As 130 banks worldwide sign up to the UN’s new Principles for Responsible Banking, we take a look at what the reforms would mean – and which bank is already leading the way when it comes to keeping money green
This summer, in Brazil, wildfires were left to roar across the Amazon, while in the UK, Extinction Rebellion protested en masse but failed to see action on the climate emergency from Brexit-occupied politicians.
But there was some good news when the UN announced it had convinced bankers from across the world to commit to investing their money in a way that would have a more sustainable impact. On 22 September in New York, 130 banks signed up to the UN’s Principles for Responsible Banking. Between them, they are responsible for $47tn (£35.7tn) in assets.
A six-step plan
The six principles, finalised after a year of consultation led by 30 founding banks, offer a framework for how the world’s largest financial organisations can make a more positive contribution to society.
Aligned with the UN’s Sustainable Development Goals (SDGs) as well as the Paris Agreement, they ask banks to set targets that benefit both people and the planet, and to work with clients and customers to encourage sustainable practices. Signatories are required to provide updates on their progress – making these institutions more transparent and accountable to the environment than ever before – and can be removed if the UN doesn’t think they are taking the task seriously enough.
It’s a questionable, but potentially commendable commitment from an industry that has in the UK alone poured more than £150bn into fossil fuels since 2016, according to Dutch NGO BankTrack. Some notable names are missing from the list of signatories – HSBC, for example – and of the world’s 10 largest banks, just three have committed to the UN’s new principles.
Anything which might get banks to think in a different way is to be encouraged
Others have criticised the initiative as greenwashing – allowing banks to make appealing promises of change to come, rather than any immediate impact. The UN has given banks four years to tidy up their business models. It’s a long time for such an urgent problem.
“It’s up to the banks to self-police and implement the spirit of the rules,” Steven Pyne, an ethical investment expert and managing partner at financial advice firm Holden & Partners. “If you’re being cynical, you’d say they would sign up to something like this, because it puts them in a good light.

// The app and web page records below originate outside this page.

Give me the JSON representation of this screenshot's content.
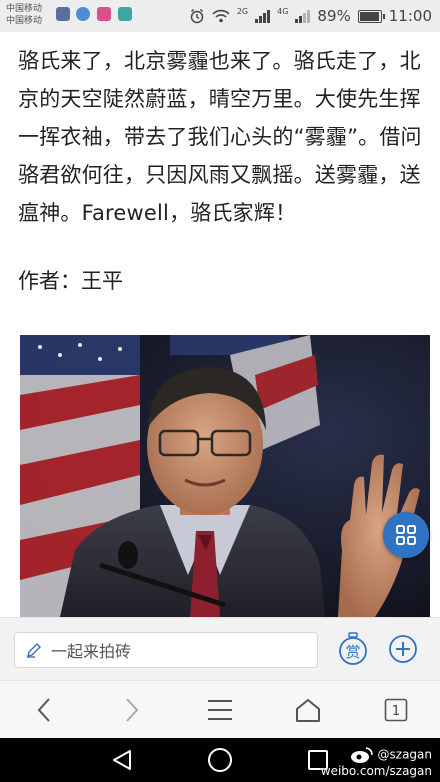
{
  "status_bar": {
    "carrier_line1": "中国移动",
    "carrier_line2": "中国移动",
    "network_label": "2G",
    "network_label2": "4G",
    "battery_percent": "89%",
    "battery_level": 0.89,
    "time": "11:00"
  },
  "article": {
    "paragraph": "骆氏来了，北京雾霾也来了。骆氏走了，北京的天空陡然蔚蓝，晴空万里。大使先生挥一挥衣袖，带去了我们心头的“雾霾”。借问骆君欲何往，只因风雨又飘摇。送雾霾，送瘟神。Farewell，骆氏家辉！",
    "author": "作者：王平"
  },
  "comment_bar": {
    "placeholder": "一起来拍砖",
    "reward_label": "赏"
  },
  "browser_nav": {
    "tab_count": "1"
  },
  "watermark": {
    "handle": "@szagan",
    "url": "weibo.com/szagan"
  },
  "colors": {
    "accent": "#2f74c4",
    "status_bg": "#ededed",
    "nav_bg": "#f7f7f7",
    "sysnav_bg": "#000000"
  }
}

But anything which might [get] them to think in a different way is to be encouraged. The problem with banks is always the lack of transparency and accountability – so if that’s going to be reviewed then that’s positive.”
Investing in a greener future
For consumers, the tricky part is deciding where best to invest money right now. It’s not easy knowing which banks are doing good and which are just giving the impression they are.
A recent report commissioned by Triodos Bank, which was founded in the 1980s and describes itself as “one of the world’s most sustainable banks”, showed that the UK’s biggest high street banks share little information on their customer-facing websites about what their sustainability goals actually are (not one mentions the SDGs, for example), making it difficult to understand exactly where customers’ money ends up.
Even when specific commitments are mentioned, they may not be presenting the whole picture. The research discovered that one bank which referenced its sustainability commitments repeatedly on its website had at the same time put £47bn towards financing fossil fuels in the past three years.
Who can you trust?
Fortunately for those who want their money to do good, the amount of choice when it comes to responsible investments is on the up. Companies such as Triodos are already leading the way when it comes to ethical banking, for example by considering the environmental and social impact of projects it lends to, as well as the financial return.
Meanwhile, responsible investing has grown into a $30tn (£23tn) industry, up from $22.4bn (£17bn) in 2016. “It’s a growing area which is gathering momentum,” says Pyne. “More and more clients are switching their portfolios to [ones that are] being ethically and environmentally screened.”
Rather than simply avoiding investing in companies that damage the environment, Triodos goes one step further, using a ‘positive screening’ process to find companies that are making constructive contributions the SDGs – for example, developing sustainable food products or offering recycling services. The bank conducts a thorough financial and sustainability analysis on each company it considers bringing into its investment portfolios, looking at the potential economic, social and environmental impact of that business.
More and more clients are switching their portfolios to ones that are being ethically and environmentally screened
Likewise, the bank focuses on transparency with its business loans, publishing the details of every company and organisation it has loaned money to on its website. And according to UK watchdog Ethical Consumer, Triodos is currently ranked top for ethical current accounts, as a result of its fully transparent approach to investment and lending.
Put simply, this means that instead of contributing to the arms, pesticides or plastic packaging industries, for example, Triodos provides financing to businesses that supply organic food, work in the renewable energy sector, and even arts and culture businesses. In 2018 alone, it has lent £6.5bn to projects across Europe that produce a net positive impact for society ─ everything from wind farms in Dundee to affordable housing in Cornwall.
Time will tell if big name banks can live up to their commitment to the new UN Principles for Responsible Banking, while ethically minded consumers, businesses and investors are already switching to those banks that are leading the way.
Featured image: Erol Ahmed